Minneapolis architect Leroy S. Buffington won the commission in 1903 for the second courthouse on this site based on his proposal for a turreted, asymmetrical design that could be described as Queen Anne. Buffington loomed large in northern Dakota Territory despite competition from local architects. When the capital moved in 1883 from Yankton (now in South Dakota) to the territory’s center at Bismarck, Buffington easily won the lucrative commission for the new capitol building. But he badly miscalculated soil conditions in Fargo, where the foundations for the proposed courthouse were so poorly constructed that they began to crack and sink into the Red River Valley gumbo. There were hints that a vein of quicksand crossed the courthouse site and Buffington was held accountable for the consequences. Fired from the job, he was replaced by Fargo architects Daniels and Proctor. After making adjustments for the poor bearing capacity of the soil, other changes were made to Buffington’s design, which then served with minor modifications for twenty years.
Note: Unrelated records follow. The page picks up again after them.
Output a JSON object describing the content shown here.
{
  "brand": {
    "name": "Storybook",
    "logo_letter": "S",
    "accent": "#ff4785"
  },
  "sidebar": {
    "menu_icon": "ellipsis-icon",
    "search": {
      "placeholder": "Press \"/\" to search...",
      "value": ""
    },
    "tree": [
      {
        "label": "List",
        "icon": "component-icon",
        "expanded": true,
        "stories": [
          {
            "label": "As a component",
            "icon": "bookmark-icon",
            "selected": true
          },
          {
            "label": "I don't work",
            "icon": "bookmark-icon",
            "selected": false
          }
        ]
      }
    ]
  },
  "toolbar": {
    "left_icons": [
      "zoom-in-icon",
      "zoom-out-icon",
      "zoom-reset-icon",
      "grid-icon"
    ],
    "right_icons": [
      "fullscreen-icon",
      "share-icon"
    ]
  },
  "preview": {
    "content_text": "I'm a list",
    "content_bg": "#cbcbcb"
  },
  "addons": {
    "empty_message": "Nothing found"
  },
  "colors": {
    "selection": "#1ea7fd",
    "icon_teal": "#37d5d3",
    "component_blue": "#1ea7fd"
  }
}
A fire in 1903 caused sufficient damage to require a new courthouse. There was one major design requirement: the frugal county fathers felt that since such a substantial investment had been made in the 1883 building’s foundations, any new design had to be based on its existing footprint. Invitation for proposals from architects brought more than a dozen competitors, all of whom presumably met the footprint stipulation. Charles Emlen Bell submitted and won the commission with the only design that did not. Bell had several courthouses and the new Montana capitol of 1902 to his credit. For Cass County, Bell created a symmetrical Renaissance Revival design of red Lake Superior sandstone that he had used in Montana—Missoula and Anaconda—each with testimonials and a verifiable cost. Thus the only proposal that did not meet the one principal criterion was chosen, causing much consternation to the other competitors. And Bell had sown the seeds that would haunt him sixteen years later. In 1920 he applied for a North Dakota license but was denied the privilege when critical letters were submitted by George and Walter Hancock, whom he had trumped in the 1904 competition. Bell never again sought work in North Dakota.
In the 1950s a passenger elevator was inelegantly inserted into the ceremonial rotunda, but was later removed and the muraled rotunda with its upper balcony was restored. A pair of well-detailed additions respectfully balanced the front elevation.